The central bank’s higher earnings were primarily from two lines of business: Quantitative Easing (QE) saw the Fed aggressively buying bonds, push rates down and value up. The Fed quadrupled its asset allocation of U.S. government debt and mortgage-related securities to $1.8 trillion dollars last year, up from $497 billion in 2008. Bonds rallied strongly as the Fed sent interest rates to zero.
Another source of revenue for the bank was interest income on this paper. The ZIRP policy does not prevent the Treasury from paying about 3% or better ont he 10 year, and higher rates on the lower grade mortgage paper. The central bank also aggressively acquired higher yielding junk paper — non-investment grade — much of it festooned with sub-prime losses. This business line represents potential losses in the future.
All Fed accounting in this report is pro-forma.
The 3rd profitable division was emergency loans to banks and others, along with programs to prop up credit card lending, auto loans, and other consumer and business lending. Central bank interest and fees were also extremely profitible.
“The Fed will return about $45 billion to the U.S. Treasury for 2009, according to calculations by The Washington Post based on public documents. That reflects the highest earnings in the 96-year history of the central bank. The Fed, unlike most government agencies, funds itself from its own operations and returns its profits to the Treasury.
The numbers are good news for the federal budget and a sign that the Fed has been successful, at least so far, in protecting taxpayers as it intervenes in the economy — though there remains a risk of significant losses in the future if the Fed sells some of its investments or loses money on its stakes in bailed-out firms.
This turn of events comes as the banks that benefited from the Fed’s actions are under the microscope. Starting at the end of the week, major banks are expected to announce significant earnings and employee bonuses. Anger in Washington is at such a high boil that the Obama administration will probably propose a fee on financial firms to recoup the cost of their bailout, officials confirmed Monday.”
Full earnings estimates for the central bank will be released later today.

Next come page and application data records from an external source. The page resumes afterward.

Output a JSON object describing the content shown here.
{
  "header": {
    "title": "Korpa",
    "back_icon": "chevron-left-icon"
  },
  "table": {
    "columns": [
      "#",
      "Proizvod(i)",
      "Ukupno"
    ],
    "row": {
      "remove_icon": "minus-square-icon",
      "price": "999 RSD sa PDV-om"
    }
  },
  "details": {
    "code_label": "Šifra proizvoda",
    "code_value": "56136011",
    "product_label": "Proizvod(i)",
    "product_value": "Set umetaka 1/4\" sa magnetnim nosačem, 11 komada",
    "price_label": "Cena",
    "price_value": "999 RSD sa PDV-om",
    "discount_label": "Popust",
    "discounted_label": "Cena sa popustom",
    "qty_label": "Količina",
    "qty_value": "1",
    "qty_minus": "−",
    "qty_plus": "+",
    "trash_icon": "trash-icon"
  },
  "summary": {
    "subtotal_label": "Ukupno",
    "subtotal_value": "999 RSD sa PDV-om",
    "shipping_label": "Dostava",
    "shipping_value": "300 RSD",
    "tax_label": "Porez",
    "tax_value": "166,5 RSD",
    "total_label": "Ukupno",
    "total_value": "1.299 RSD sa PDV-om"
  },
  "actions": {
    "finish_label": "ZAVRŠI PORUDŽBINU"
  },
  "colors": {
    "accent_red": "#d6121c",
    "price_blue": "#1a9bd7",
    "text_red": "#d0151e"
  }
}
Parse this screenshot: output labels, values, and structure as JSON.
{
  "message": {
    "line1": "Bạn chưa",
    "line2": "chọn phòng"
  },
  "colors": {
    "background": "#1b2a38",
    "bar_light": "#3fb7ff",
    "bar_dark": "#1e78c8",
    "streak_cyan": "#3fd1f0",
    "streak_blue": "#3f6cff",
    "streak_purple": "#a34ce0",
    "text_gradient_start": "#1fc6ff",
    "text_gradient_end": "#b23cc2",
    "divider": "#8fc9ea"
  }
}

No word on if the Fed will be handing out any bonuses this year . . .
Federal Reserve earned $45 billion in 2009
Washington Post, January 12, 2010